State how many lines of the entries hold the string "Interview", and output nothing but that count.

Website and app data records:

- - - -

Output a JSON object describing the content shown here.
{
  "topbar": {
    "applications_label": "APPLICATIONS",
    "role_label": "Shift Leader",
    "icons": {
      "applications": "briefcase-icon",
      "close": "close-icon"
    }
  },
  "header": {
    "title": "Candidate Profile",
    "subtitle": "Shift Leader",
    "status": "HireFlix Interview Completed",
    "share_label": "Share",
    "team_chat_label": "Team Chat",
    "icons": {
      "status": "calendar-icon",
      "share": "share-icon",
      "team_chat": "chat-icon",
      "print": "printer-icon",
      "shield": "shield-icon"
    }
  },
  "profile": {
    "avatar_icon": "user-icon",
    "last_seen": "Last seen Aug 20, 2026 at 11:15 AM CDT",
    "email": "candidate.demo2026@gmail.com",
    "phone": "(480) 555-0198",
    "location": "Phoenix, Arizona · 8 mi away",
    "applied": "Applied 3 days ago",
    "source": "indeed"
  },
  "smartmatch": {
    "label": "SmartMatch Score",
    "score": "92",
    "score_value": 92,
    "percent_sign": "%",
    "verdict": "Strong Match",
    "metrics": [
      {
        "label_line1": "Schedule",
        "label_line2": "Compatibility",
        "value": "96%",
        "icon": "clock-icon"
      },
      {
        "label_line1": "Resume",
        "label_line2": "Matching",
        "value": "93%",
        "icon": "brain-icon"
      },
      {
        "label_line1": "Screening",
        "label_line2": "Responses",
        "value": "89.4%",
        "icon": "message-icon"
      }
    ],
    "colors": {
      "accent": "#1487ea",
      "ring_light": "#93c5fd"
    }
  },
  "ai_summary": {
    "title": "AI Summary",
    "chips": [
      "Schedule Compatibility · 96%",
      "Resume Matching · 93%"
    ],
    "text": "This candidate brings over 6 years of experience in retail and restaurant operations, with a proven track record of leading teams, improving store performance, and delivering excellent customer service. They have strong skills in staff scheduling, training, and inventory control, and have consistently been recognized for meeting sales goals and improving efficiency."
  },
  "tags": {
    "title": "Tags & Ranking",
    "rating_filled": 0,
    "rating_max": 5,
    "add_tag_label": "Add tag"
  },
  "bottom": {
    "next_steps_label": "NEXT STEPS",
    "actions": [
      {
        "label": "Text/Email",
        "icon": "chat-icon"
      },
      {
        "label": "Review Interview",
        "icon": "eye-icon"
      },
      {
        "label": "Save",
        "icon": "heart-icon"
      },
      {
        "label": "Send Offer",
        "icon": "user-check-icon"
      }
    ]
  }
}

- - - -

Response to the task:
2